Perhaps it just goes to show the enduring need to celebrate the feeling that binds us romantically to another.

But you know, the idea of romantic love goes even further back—to Greek mythology—to that arrow-wielding god Cupid and his mortal lady, Psyche, and a love that transcended time. But that’s another story J

Happy Valentine’s Day. And may we continue to celebrate this timeless tradition of love in our writings.

Sources:http://www.americancatholic.org/features/valentinesday/origins/asp  http://www.luminarium.org/medlit/paston.htm                   http://news.bbc.co.uk/2/hi/uk_news/642175.stm for full text of the Brewes letter.  http://www.anglophone-direct.com/FRENCH-POEMS-FOR-VALENTINE-S-DAY  http://www.npr.org/2011/02/14/133693152/the-dark-origins-of-valentines-day http://www.history.com                                                       
http://en.wikipedia.org/wiki/Valentine%27s_Day   (I know. I’m sorry. But it has good sourcing.)
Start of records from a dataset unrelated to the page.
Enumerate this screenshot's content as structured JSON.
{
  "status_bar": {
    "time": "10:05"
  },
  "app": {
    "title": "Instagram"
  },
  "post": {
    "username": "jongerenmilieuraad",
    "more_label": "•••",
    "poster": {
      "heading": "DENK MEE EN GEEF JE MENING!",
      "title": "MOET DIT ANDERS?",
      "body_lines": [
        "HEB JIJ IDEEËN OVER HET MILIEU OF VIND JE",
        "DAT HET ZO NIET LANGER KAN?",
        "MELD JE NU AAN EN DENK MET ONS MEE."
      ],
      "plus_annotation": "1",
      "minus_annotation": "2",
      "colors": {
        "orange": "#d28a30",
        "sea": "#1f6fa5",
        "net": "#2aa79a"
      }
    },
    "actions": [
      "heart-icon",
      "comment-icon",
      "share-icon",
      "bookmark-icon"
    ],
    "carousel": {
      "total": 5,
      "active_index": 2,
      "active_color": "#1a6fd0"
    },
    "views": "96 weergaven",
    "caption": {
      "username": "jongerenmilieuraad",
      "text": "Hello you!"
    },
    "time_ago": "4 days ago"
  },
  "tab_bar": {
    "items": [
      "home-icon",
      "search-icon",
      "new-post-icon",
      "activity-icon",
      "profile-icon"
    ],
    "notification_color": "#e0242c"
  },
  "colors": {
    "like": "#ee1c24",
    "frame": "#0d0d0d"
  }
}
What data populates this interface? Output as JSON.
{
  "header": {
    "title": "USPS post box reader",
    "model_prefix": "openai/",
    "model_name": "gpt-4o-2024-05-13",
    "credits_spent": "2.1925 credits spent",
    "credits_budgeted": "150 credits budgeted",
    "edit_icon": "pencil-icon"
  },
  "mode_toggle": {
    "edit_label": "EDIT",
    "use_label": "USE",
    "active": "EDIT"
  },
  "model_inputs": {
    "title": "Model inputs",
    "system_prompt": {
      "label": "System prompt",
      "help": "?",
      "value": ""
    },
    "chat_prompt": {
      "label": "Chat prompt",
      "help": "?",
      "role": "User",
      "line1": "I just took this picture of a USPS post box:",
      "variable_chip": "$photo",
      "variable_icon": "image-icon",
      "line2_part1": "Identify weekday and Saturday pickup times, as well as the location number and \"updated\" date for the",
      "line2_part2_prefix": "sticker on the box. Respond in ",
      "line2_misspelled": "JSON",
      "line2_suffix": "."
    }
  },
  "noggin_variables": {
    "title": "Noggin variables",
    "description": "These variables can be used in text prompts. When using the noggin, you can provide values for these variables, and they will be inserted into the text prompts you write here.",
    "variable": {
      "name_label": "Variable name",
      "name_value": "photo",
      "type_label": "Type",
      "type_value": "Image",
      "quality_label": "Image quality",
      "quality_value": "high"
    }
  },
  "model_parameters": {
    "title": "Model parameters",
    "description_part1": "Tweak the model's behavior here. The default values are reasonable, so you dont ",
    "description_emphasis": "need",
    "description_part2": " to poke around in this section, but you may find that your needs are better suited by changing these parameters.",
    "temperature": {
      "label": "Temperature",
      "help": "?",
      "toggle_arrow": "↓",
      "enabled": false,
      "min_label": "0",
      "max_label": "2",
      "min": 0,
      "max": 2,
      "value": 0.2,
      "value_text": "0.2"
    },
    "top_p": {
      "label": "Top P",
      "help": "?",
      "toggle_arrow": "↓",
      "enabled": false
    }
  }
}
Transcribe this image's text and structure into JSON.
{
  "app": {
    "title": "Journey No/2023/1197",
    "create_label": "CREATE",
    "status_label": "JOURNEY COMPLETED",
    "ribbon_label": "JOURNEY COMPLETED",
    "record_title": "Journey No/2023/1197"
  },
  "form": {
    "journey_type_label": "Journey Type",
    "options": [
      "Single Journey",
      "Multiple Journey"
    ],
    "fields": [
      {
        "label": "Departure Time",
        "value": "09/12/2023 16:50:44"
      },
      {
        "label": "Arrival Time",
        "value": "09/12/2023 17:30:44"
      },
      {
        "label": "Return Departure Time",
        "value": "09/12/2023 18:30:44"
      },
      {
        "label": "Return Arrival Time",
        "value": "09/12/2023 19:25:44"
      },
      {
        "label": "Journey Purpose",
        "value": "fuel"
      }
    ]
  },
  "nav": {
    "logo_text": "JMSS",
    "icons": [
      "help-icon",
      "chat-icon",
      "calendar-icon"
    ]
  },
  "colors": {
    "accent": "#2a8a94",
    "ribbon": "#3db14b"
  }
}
The photos are from Wikipedia. The card is from funforfun.com free Valentine's cards.
And if you'd like to read some later Medieval love poems, go here: http://aclerkofoxford.blogspot.com/2011/10/medieval-love-poem-fortunes-wheel.html
(The above was adapted from a previous post.)
 

 

13 comments:

  1. Replies
    1. Thanks, Willa. I'm continually fascinated by the holidays celebrated then.

      Delete
  2. Nice blog. Saints were celebrated constantly. I heard at one point there were only three none "saint's" days on the church calendar. If the question were When did St Valentine's Day become a commercial holiday? When Hallmark said it was :)

    ReplyDelete
    Replies
    1. Chuckled at your commercial holiday point, Ashley :) So true. Also at the number of saint's days. I was saddened to hear years ago that St. Barbara was no longer canonized--do I have that stated right? Anyway, apparently she was patron saint of soldiers. Oh, well.

      Delete
  3. Another fascinating post from you Barb. I have to say I'd like to go round the Cloisters here in NYC with you one day! Let me know if you're ever headed up this way!

    ReplyDelete
    Replies
    1. Andi that would be fantastic! I'd love to do that. I'll certainly 'holler' next time I'm up there. there used to be a cloister at the Nelson Museum in KC. I always thought it would be wonderful to be married there.

      Delete
  4. I loved this, Barbara! Thank you for sharing.

    ReplyDelete
    Replies
    1. Thanks, Lane. I can't help but help but wonder just how and when these kinds of holidays moved into the general populated in the Middle Ages.

      Delete
  5. One does not automatically think of Valentine's Day and the medieval world, Barb! If asked, I would have said the day was a modern creation. I love learning differently (hmmm, interesting concept for a medieval love story, lol).

    ReplyDelete
    Replies
    1. You've got a good idea, Mairi. I was intrigued by the Duc d'Orleans Valentine's message to his wife while he was imprisoned in England. And--that it survived!!

      Delete
  6. Barb, I loved this post it gave me lots to think about. Thanks

    ReplyDelete
    Replies
    1. Thanks Marlow. When another medieval author starts "thinking," that usually means another great story! Hope you're hard at work on yours!!

      Delete